Learn with Facebook
Facebook jumped on the online learning bandwagon in November with their new elearning platform, Learn with Facebook. Blink and you might have missed this, for the launch seems to have been somewhat under the radar – Google “Learn with Facebook” and their site comes up top in the search results but it took a bit more digging for press releases to find more about the social network’s motivation behind this.
Why are Facebook entering this space? In short, they say they want to help people land their next job and recognise that there will be a skilled labour shortage in the future. They’ve made a pledge to equip people with the skills needed to succeed in the modern workplace.
People often tell us is that they don’t have the digital skills they need to succeed at work. That’s why Facebook made a pledge earlier this year to train 1 million people and small businesses in the U.S. in digital skills by 2020.
Sheryl Sandberg, Facebook’s chief operating officer
Learn with Facebook is free and features tools such as case studies, insider tips and resources from industry experts including, of course, their very own Facebook staff!
Of course it makes sense for Facebook to get into this space – they are all about digital and have billions of users – potential customers – at their fingertips. So they could pretty much jump into any new product and have a ready-made market to sell it to. But for now they have cleverly chosen a product/service that people actually need and as it’s all free and has a nice interface, I’m trying not to be too cynical about their motivation to enter the world of online learning.
I took it for a spin. The free courses so far are mainly about digital marketing (cynic alert: how to use Facebook to your advantage in your marketing!) or how to excel at work. You can for example “Unlock the power of digital storytelling” or “Become an effective team player.”
Screenshot of video on Learn with Facebook
I did the “Digital Marketing: getting started” course. It took all of 10 minutes. Obviously there was nothing I didn’t know in there 🙂 but I tried to imagine what a business owner with no experience in marketing might make of it and actually I think Facebook have pitched this really well.
- nice clean interface – text easy to read with short points
- simple to navigate, with calls to action to take you to the next course or step

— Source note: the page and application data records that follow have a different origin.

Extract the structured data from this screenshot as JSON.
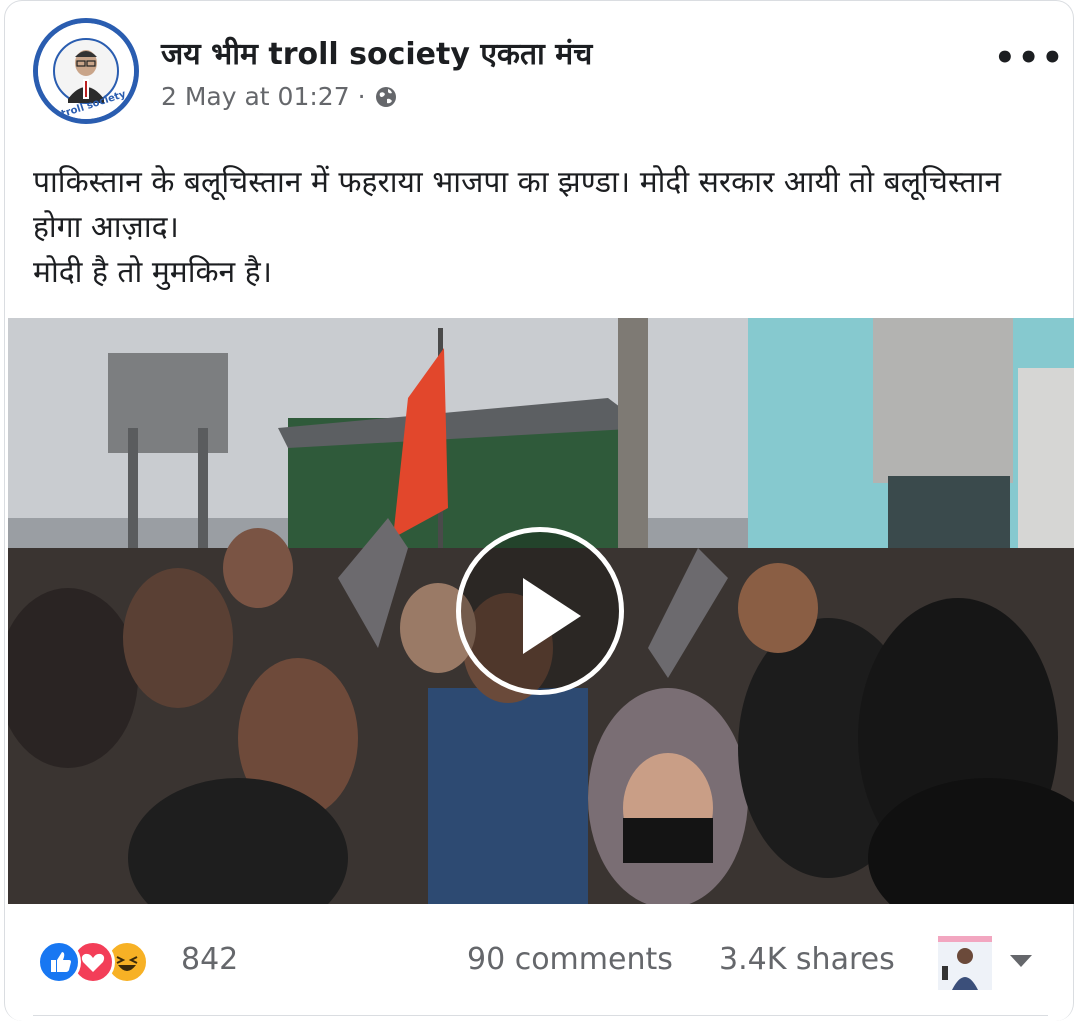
{
  "post": {
    "page_name": "जय भीम troll society एकता मंच",
    "timestamp": "2 May at 01:27",
    "separator": "·",
    "privacy_icon": "globe-icon",
    "more_icon": "more-options-icon",
    "text_lines": [
      "पाकिस्तान के बलूचिस्तान में फहराया भाजपा का झण्डा। मोदी सरकार आयी तो बलूचिस्तान होगा आज़ाद।",
      "मोदी है तो मुमकिन है।"
    ],
    "avatar_text": "troll society",
    "media": {
      "type": "video",
      "play_icon": "play-icon"
    }
  },
  "footer": {
    "reactions": [
      "like",
      "love",
      "haha"
    ],
    "reaction_count": "842",
    "comments": "90 comments",
    "shares": "3.4K shares",
    "dropdown_icon": "chevron-down-icon"
  },
  "colors": {
    "like": "#1877f2",
    "love": "#f33e58",
    "haha": "#f7b125",
    "secondary_text": "#65676b"
  }
}
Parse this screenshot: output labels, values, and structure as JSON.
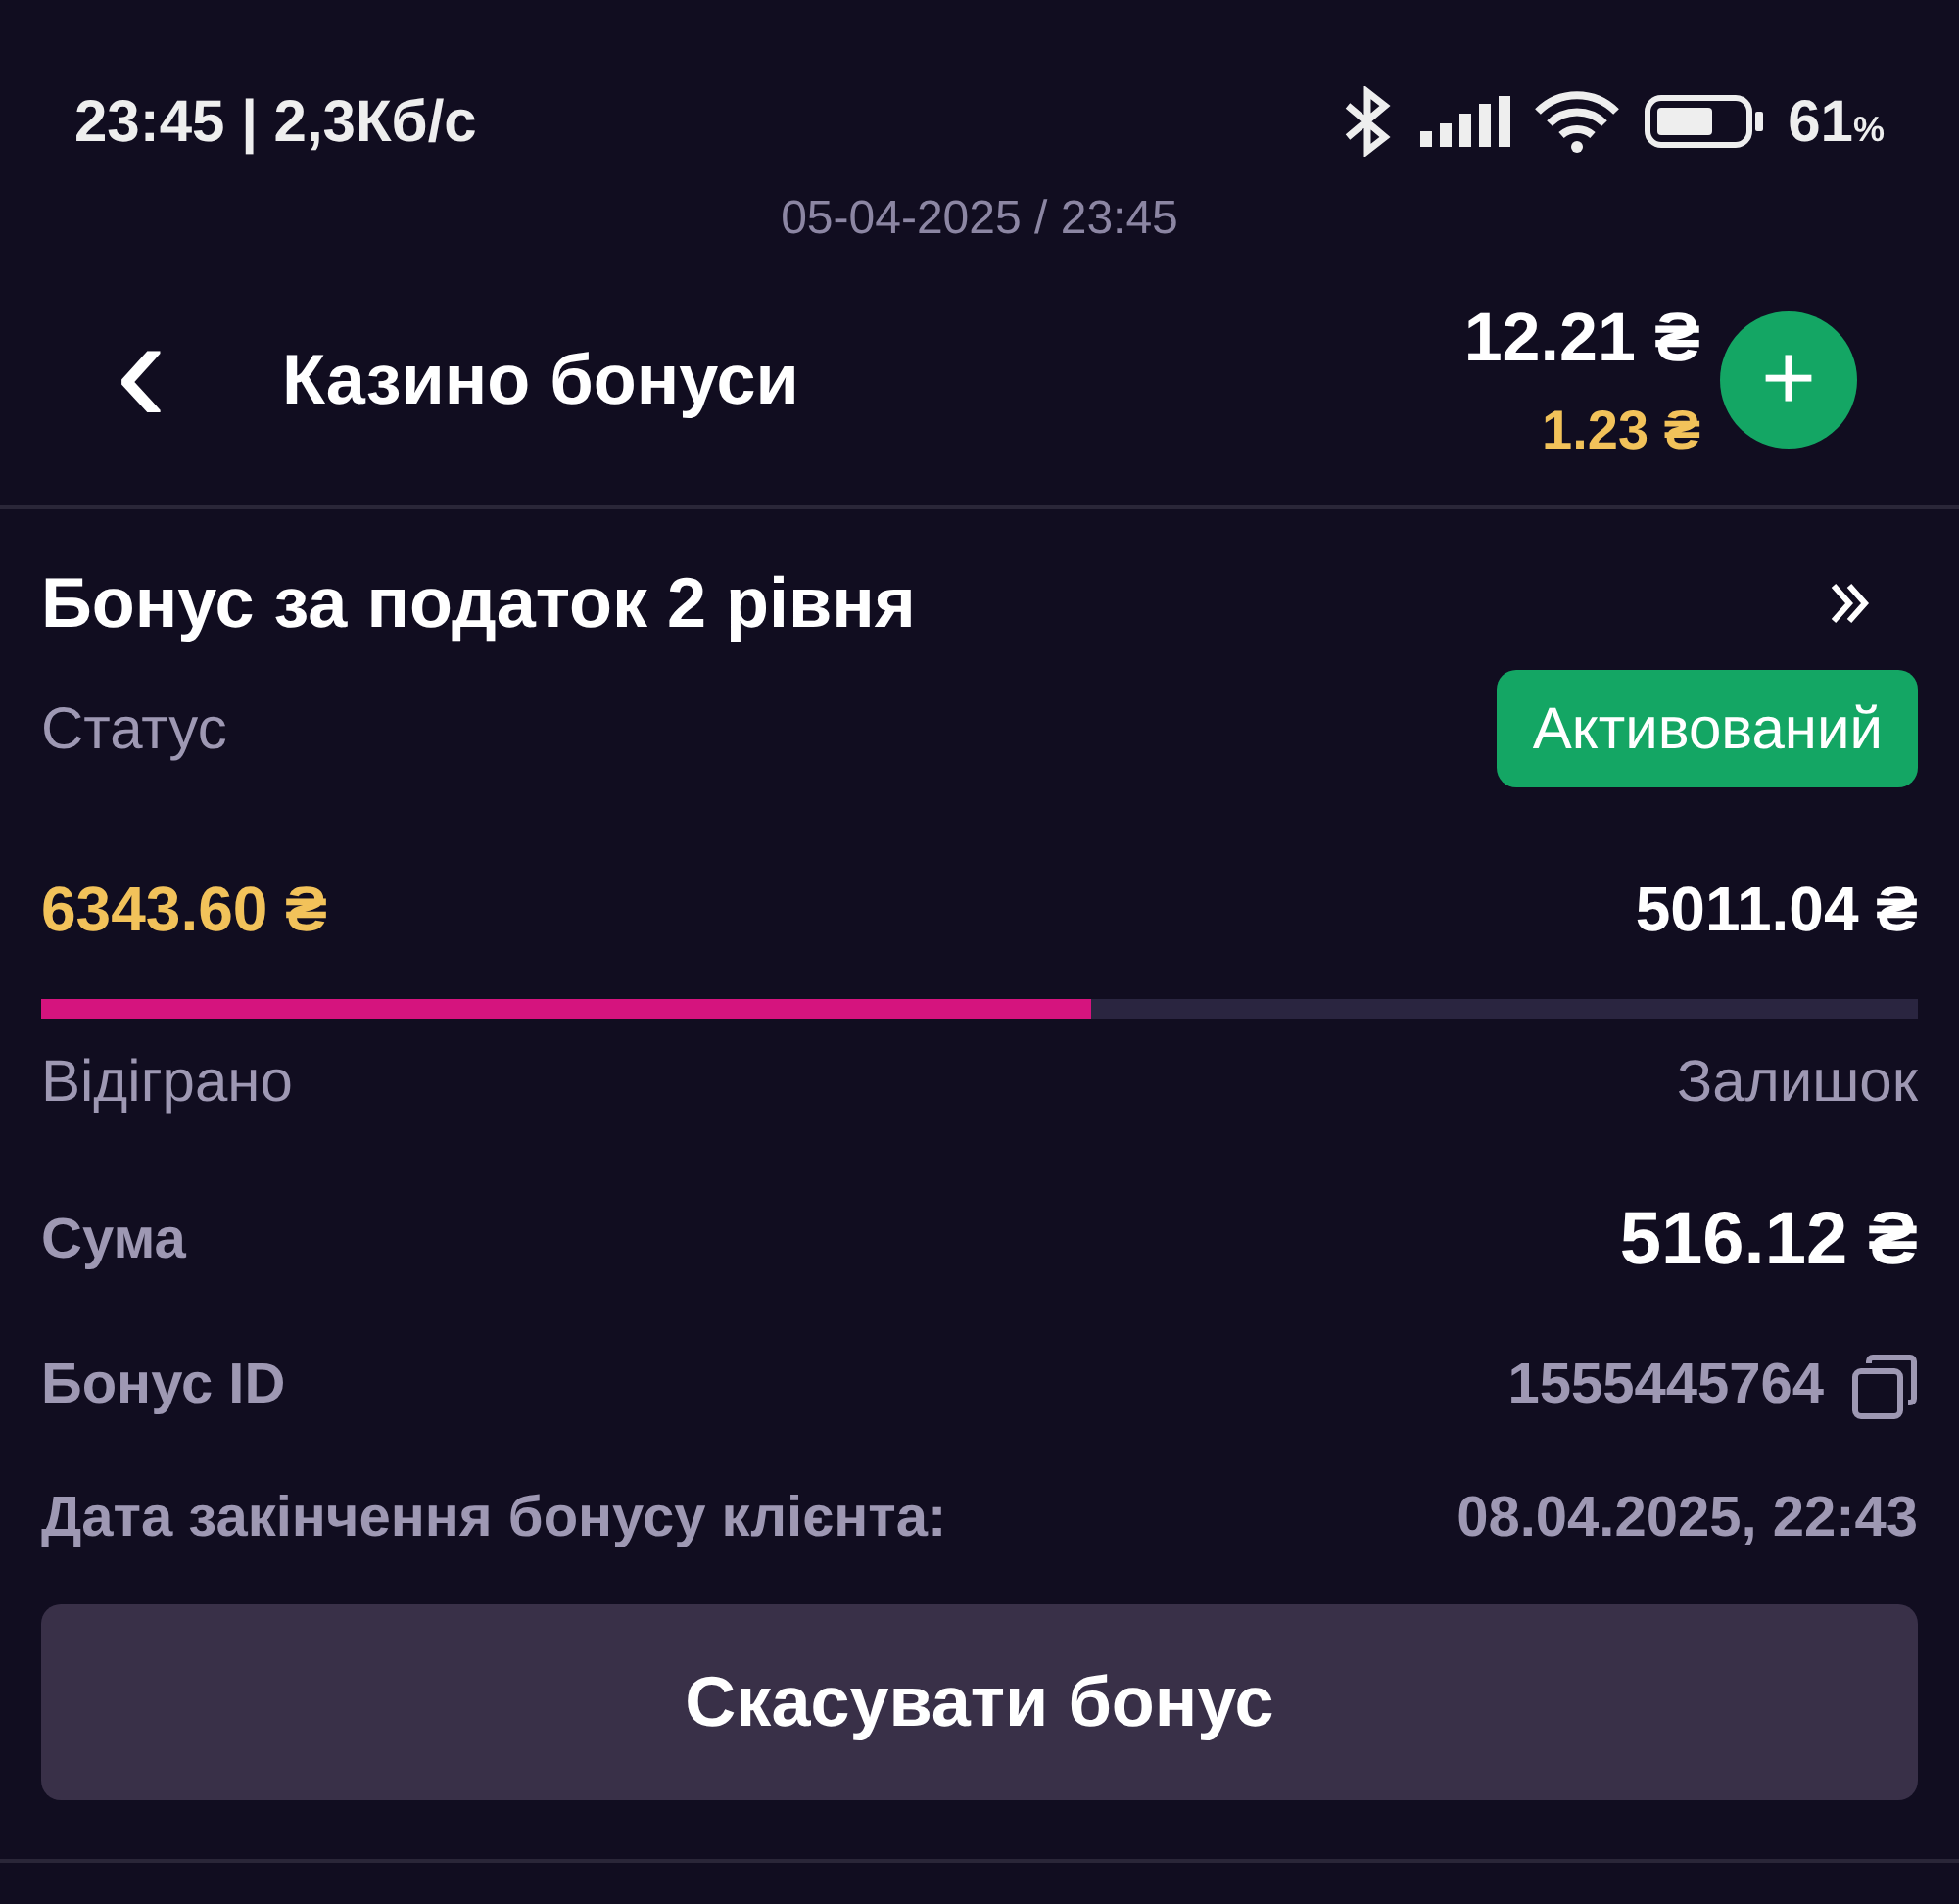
{
  "status_bar": {
    "time": "23:45 | 2,3Кб/с",
    "battery": "61",
    "battery_unit": "%"
  },
  "timestamp": "05-04-2025 / 23:45",
  "header": {
    "back": "‹",
    "title": "Казино бонуси",
    "balance": "12.21 ₴",
    "bonus_balance": "1.23 ₴",
    "add": "+"
  },
  "bonus": {
    "title": "Бонус за податок 2 рівня",
    "status_label": "Статус",
    "status": "Активований",
    "wagered": "6343.60 ₴",
    "remaining": "5011.04 ₴",
    "level": 0.56,
    "wagered_label": "Відіграно",
    "remaining_label": "Залишок",
    "details": [
      {
        "label": "Сума",
        "value": "516.12 ₴",
        "kind": "amount"
      },
      {
        "label": "Бонус ID",
        "value": "1555445764",
        "kind": "copy"
      },
      {
        "label": "Дата закінчення бонусу клієнта:",
        "value": "08.04.2025, 22:43",
        "kind": "plain"
      }
    ],
    "cancel_button": "Скасувати бонус"
  }
}
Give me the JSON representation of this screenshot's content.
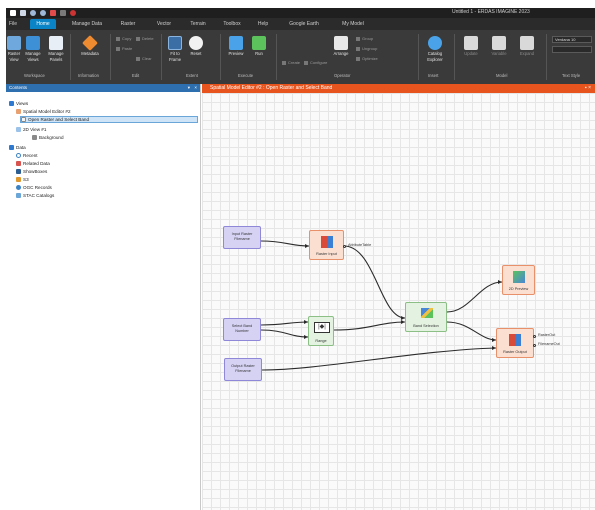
{
  "app": {
    "title": "Untitled 1 - ERDAS IMAGINE 2023"
  },
  "menu": {
    "tabs": [
      "File",
      "Home",
      "Manage Data",
      "Raster",
      "Vector",
      "Terrain",
      "Toolbox",
      "Help",
      "Google Earth",
      "My Model"
    ]
  },
  "ribbon": {
    "buttons": [
      {
        "label": "Raster",
        "sub": "View"
      },
      {
        "label": "Manage",
        "sub": "Views"
      },
      {
        "label": "Manage",
        "sub": "Panels"
      },
      {
        "label": "Metadata",
        "sub": ""
      },
      {
        "label": "Fit to",
        "sub": "Frame"
      },
      {
        "label": "Reset",
        "sub": ""
      },
      {
        "label": "Preview",
        "sub": ""
      },
      {
        "label": "Run",
        "sub": ""
      },
      {
        "label": "Arrange",
        "sub": ""
      },
      {
        "label": "Catalog",
        "sub": "Explorer"
      }
    ],
    "small_items": [
      "Copy",
      "Paste",
      "Delete",
      "Clear",
      "Configure",
      "Create",
      "Subsume",
      "Expand",
      "Group",
      "Ungroup",
      "Optimize",
      "Update",
      "Variable"
    ],
    "groups": [
      "Workspace",
      "Information",
      "Edit",
      "Extent",
      "Execute",
      "Operator",
      "Insert",
      "Model",
      "Text Style"
    ],
    "combo_value": "Verdana 10"
  },
  "left_panel": {
    "title": "Contents",
    "tree": [
      {
        "label": "Views",
        "level": 0
      },
      {
        "label": "Spatial Model Editor #2",
        "level": 1
      },
      {
        "label": "Open Raster and Select Band",
        "level": 2,
        "selected": true
      },
      {
        "label": "2D View #1",
        "level": 1
      },
      {
        "label": "Background",
        "level": 2
      },
      {
        "label": "Data",
        "level": 0
      },
      {
        "label": "Recent",
        "level": 1
      },
      {
        "label": "Related Data",
        "level": 1
      },
      {
        "label": "ShowBoxes",
        "level": 1
      },
      {
        "label": "S3",
        "level": 1
      },
      {
        "label": "OGC Records",
        "level": 1
      },
      {
        "label": "STAC Catalogs",
        "level": 1
      }
    ]
  },
  "editor": {
    "tab_title": "Spatial Model Editor #2 : Open Raster and Select Band",
    "nodes": {
      "input_raster": {
        "line1": "Input Raster",
        "line2": "Filename"
      },
      "raster_input": {
        "label": "Raster Input"
      },
      "attribute_table": "AttributeTable",
      "select_band": {
        "line1": "Select Band",
        "line2": "Number"
      },
      "range": {
        "label": "Range"
      },
      "band_selection": {
        "label": "Band Selection"
      },
      "two_d_preview": {
        "label": "2D Preview"
      },
      "raster_output": {
        "label": "Raster Output"
      },
      "raster_out_port": "RasterOut",
      "filename_out_port": "FilenameOut",
      "output_raster": {
        "line1": "Output Raster",
        "line2": "Filename"
      }
    }
  },
  "colors": {
    "accent": "#0a84c6",
    "editor_tab": "#e8541e",
    "panel_head": "#2e6fb0"
  }
}
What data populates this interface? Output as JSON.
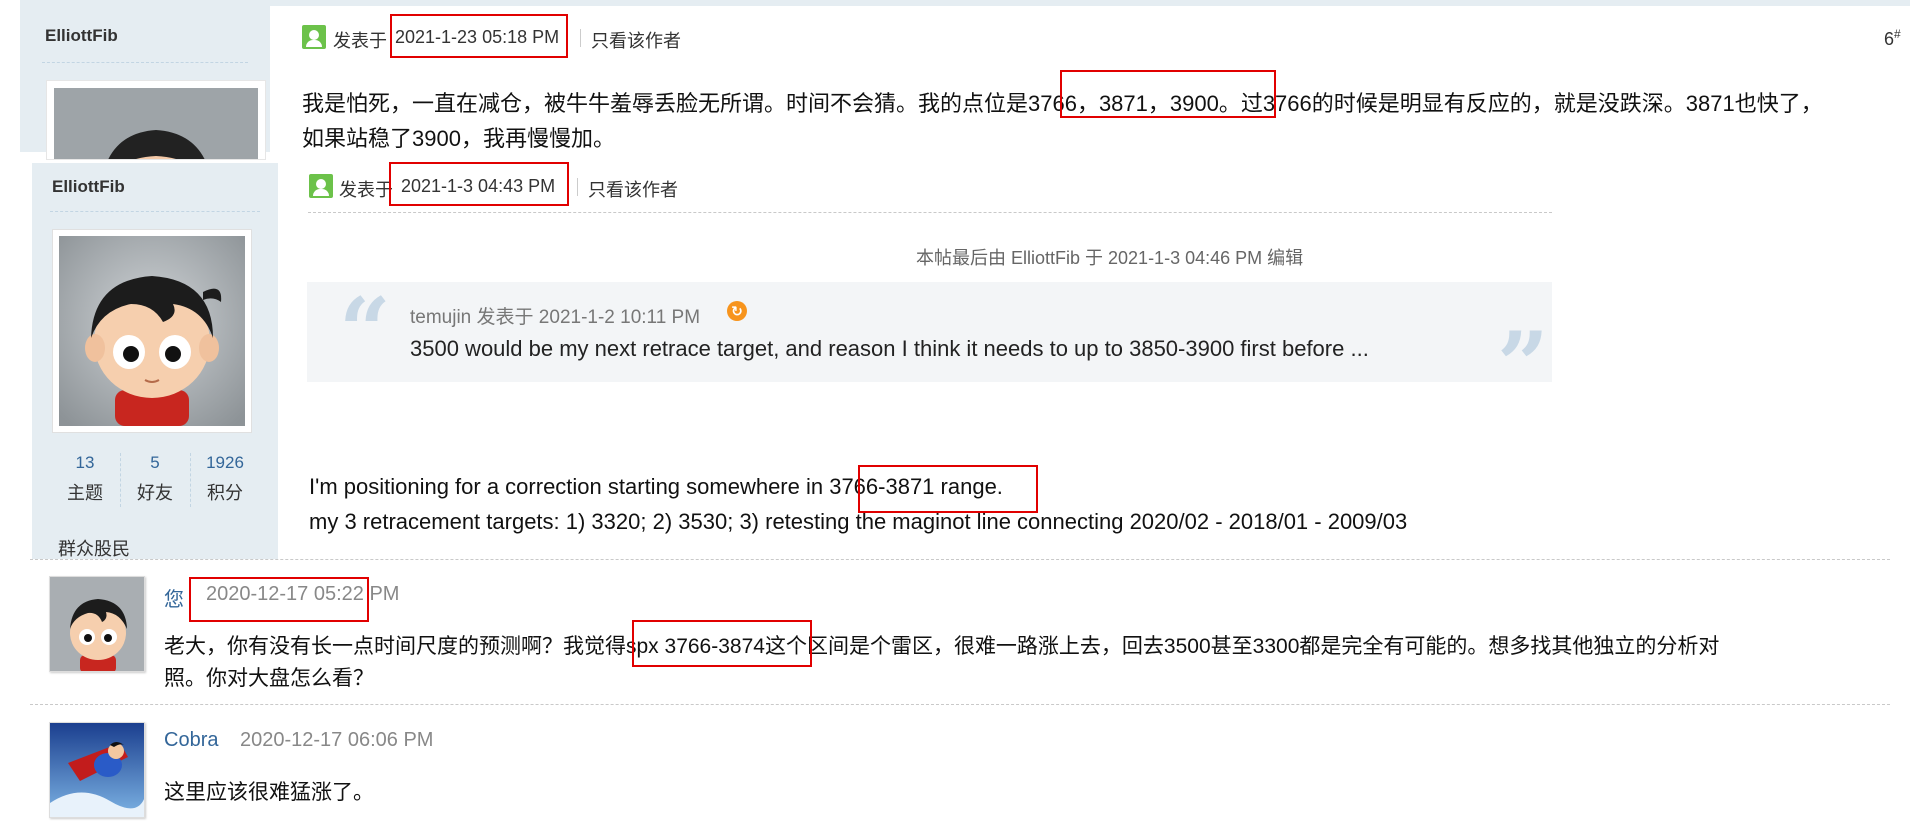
{
  "post_top": {
    "author": "ElliottFib",
    "posted_label": "发表于",
    "posted_time": "2021-1-23 05:18 PM",
    "only_author_link": "只看该作者",
    "floor": "6",
    "floor_suffix": "#",
    "body_line1": "我是怕死，一直在减仓，被牛牛羞辱丢脸无所谓。时间不会猜。我的点位是3766，3871，3900。过3766的时候是明显有反应的，就是没跌深。3871也快了，",
    "body_line2": "如果站稳了3900，我再慢慢加。"
  },
  "post_main": {
    "author": "ElliottFib",
    "posted_label": "发表于",
    "posted_time": "2021-1-3 04:43 PM",
    "only_author_link": "只看该作者",
    "stats": [
      {
        "value": "13",
        "label": "主题"
      },
      {
        "value": "5",
        "label": "好友"
      },
      {
        "value": "1926",
        "label": "积分"
      }
    ],
    "rank": "群众股民",
    "edit_note": "本帖最后由 ElliottFib 于 2021-1-3 04:46 PM 编辑",
    "quote": {
      "author_line": "temujin 发表于 2021-1-2 10:11 PM",
      "text": "3500 would be my next retrace target, and reason I think it needs to up to 3850-3900 first before  ..."
    },
    "body_line1": "I'm positioning for a correction starting somewhere in 3766-3871 range.",
    "body_line2": "my 3 retracement targets: 1) 3320; 2) 3530; 3) retesting the maginot line connecting 2020/02 - 2018/01 - 2009/03"
  },
  "comments": [
    {
      "name": "您",
      "time": "2020-12-17 05:22 PM",
      "line1": "老大，你有没有长一点时间尺度的预测啊？我觉得spx 3766-3874这个区间是个雷区，很难一路涨上去，回去3500甚至3300都是完全有可能的。想多找其他独立的分析对",
      "line2": "照。你对大盘怎么看？"
    },
    {
      "name": "Cobra",
      "time": "2020-12-17 06:06 PM",
      "line1": "这里应该很难猛涨了。"
    }
  ],
  "colors": {
    "sidebar_bg": "#e5edf2",
    "link_blue": "#336699",
    "highlight_red": "#e10000",
    "quote_bg": "#f3f5f7",
    "icon_green": "#6cc24a"
  },
  "icons": {
    "online_status": "user-online-icon",
    "back_to_source": "back-arrow-icon",
    "quote_open": "quote-open-icon",
    "quote_close": "quote-close-icon"
  }
}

- good mix of simple quizzes and videos
- indication of time needed for each component
- lots of encouragement to keep you motivated
What can universities learn from Learn with Facebook?
The main takeaway for me is pretty simple, but not one I think universities are necessarily very good at: ask your customers (alumni, current students, staff, local citizens) what product they need, make sure you are well equipped to deliver that (partner with others if need be) and provide it for them! The course content and interface is obviously pitched so it is accessible to all but I still think there are things to be learnt from this. Even though I’ve done online courses before, I quite liked the words of encouragement and the ease of navigation through the content – in many online learning interfaces you find yourself jumping about to work out what you should be looking at next or where the tutorial link is (although I’d caveat this with the point that a postgraduate learner is required to consume much more content and dive a lot deeper academically than a Learn with Facebook learner doing a quick 6 minute course).
Where next for Learn with Facebook?
While it appears to have had a soft launch, I reckon this is just the start for Learn with Facebook, and while there aren’t many courses available yet, they talk of longer-term ambitions of working with partners to deliver more learning skills:
We do intend to build out the content to make sure we are evolving with market economy and job skills. For us it’s about meeting the needs of jobseekers. At this point in time we’re working with partners but we’re open to all possibilities to meet this need.
Fatima Saliu, head of policy marketing at Facebook
With only 13 courses, they’ve a long way to go to compete with LinkedIn who, through its acquisition of Lynda.com, now has around 13,000 courses on its site. But I think this is one to keep an eye on; universities can tap into their alumni networks all they want, but are never going to be able to compete with 1.69 billion Facebook users.